Where did my Spyware come from?
Most folks will immediately blame another family member using their computer especially if they have teens in the house. In most case, it’s nobody’s fault if a machine is infected with some kind of spyware/malware/virus/badware, what ever you call it. So how the heck did your computer turn into such a mess.
The number one method the bad guys have used for years is to just plain trick you. I’m sure you know not to reply to Email from the former ambassador to Nigeria but what if you get an alert message from Microsoft that says they found three viruses on your computer and you must download ie_update.exe?
Recently, we’ve seen updates of Internet Explorer and news videos that claim to be from CNN and MSNBC. They’re all meant to trick users into downloading badware. Convicted hacker Kevin Mitnick tells how in the old days he’d leave a floppy disk laying around public areas of a company with the label “Employee Salaries”.
I recently spoke at a conference for the National Network to End Domestic Violence.

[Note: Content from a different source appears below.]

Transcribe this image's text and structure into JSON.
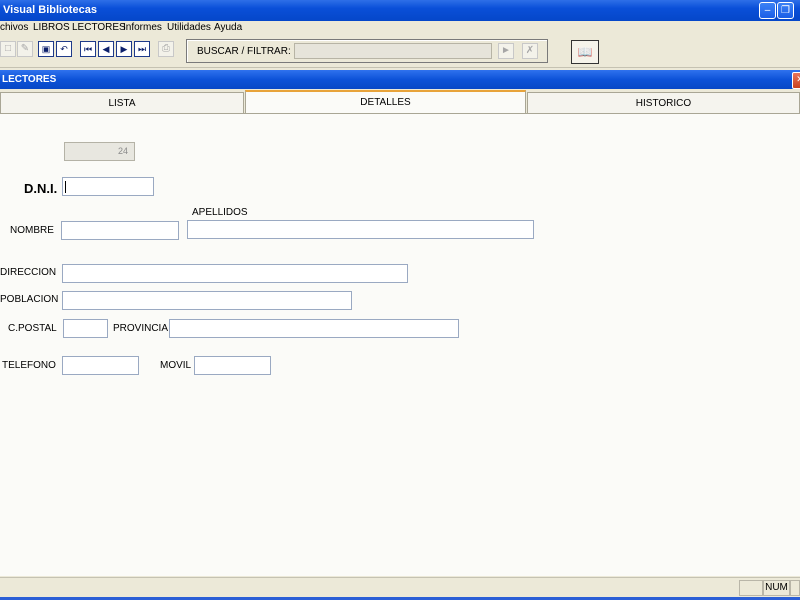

A common trick discussed was how perps would send an online greeting card that includes an apology but comes laced with a keylogger so the abuser can spy on all future computer activity.
The use of social engineering to try and take over your computer will continue to be number one method and will certainly improve and get more sophisticated. You’re sure to see a lot of this type before holidays and anytime there’s a huge world wide event.
You probably all know about those regular software updates from Microsoft, Apple, Adobe and others. I’m not a big fan of “auto”updates but downloading security patches isn’t a bad idea. I usually wait until they’ve been released for a week or so and have been tested by the rest of the world. After that I do recommend having your system software updated with any patches available.
A software vulnerability can install a program on your system without downloading or clicking on any suspicious links. Anytime you’re connected to the internet your computer is probed to see if it’s visible and if any vulnerabilities exist. If the right vulnerability exists when your system is polled it can become the property of the first bad guy to find you.
I experienced one years ago when MSBlaster suddenly appeared on my computer. Luckily, WinPatrol was on patrol and I was immediately asked if this was something I had installed. I didn’t know what MSBlaster was so I removed it. This was a brand new threat so none of the anti-spyware/virus programs had any information about msblaster in their signature files.
Music and Porn Sharing
Seriously, I don’t have a lot of first hand research on this particular segment but I do what I have to in the interest of knowledge.
While this may get much of the blame in many households its not as prevalent as it used to be. That’s not to say that surfing for music and porn isn’t a malware mine field, it’s just that infections are a little more obvious. You know you’re in trouble when the only way you can close the browser Window is to completely shut down the browser or reboot your machine.
You don’t really have Spyware
One of the main reasons people purchase new computers is because their old computer is slow due spyware. In many cases when I’ve been asked to clean up spyware I find the system is basically clean. Usually, the computer is old, and has had so many programs installed and uninstalled over the years that the version of Windows on their computer is just plain tired out. How’s that for a technical quote?
Windows is a collection of various programs and libraries. Over many years of installing new programs different versions of Window components may be installed. This can become a big hodgepodge of files and old drivers so that no two versions of Windows are the same. We used to joke that Windows 95 wasn’t the year it was released. It meant every 95 days you should reformat your machine and reinstall Windows from scratch.
My best advice for these machines would be clean up auto start programs, add memory, clear up as much disk space as possible, and especially clean up any temp files including the Internet Explorer cache. Others swear by defragging your disk or using registry cleaners but I’m not a big fan.
Windows Versions are like Snowflakes
AutoUpdates are Evil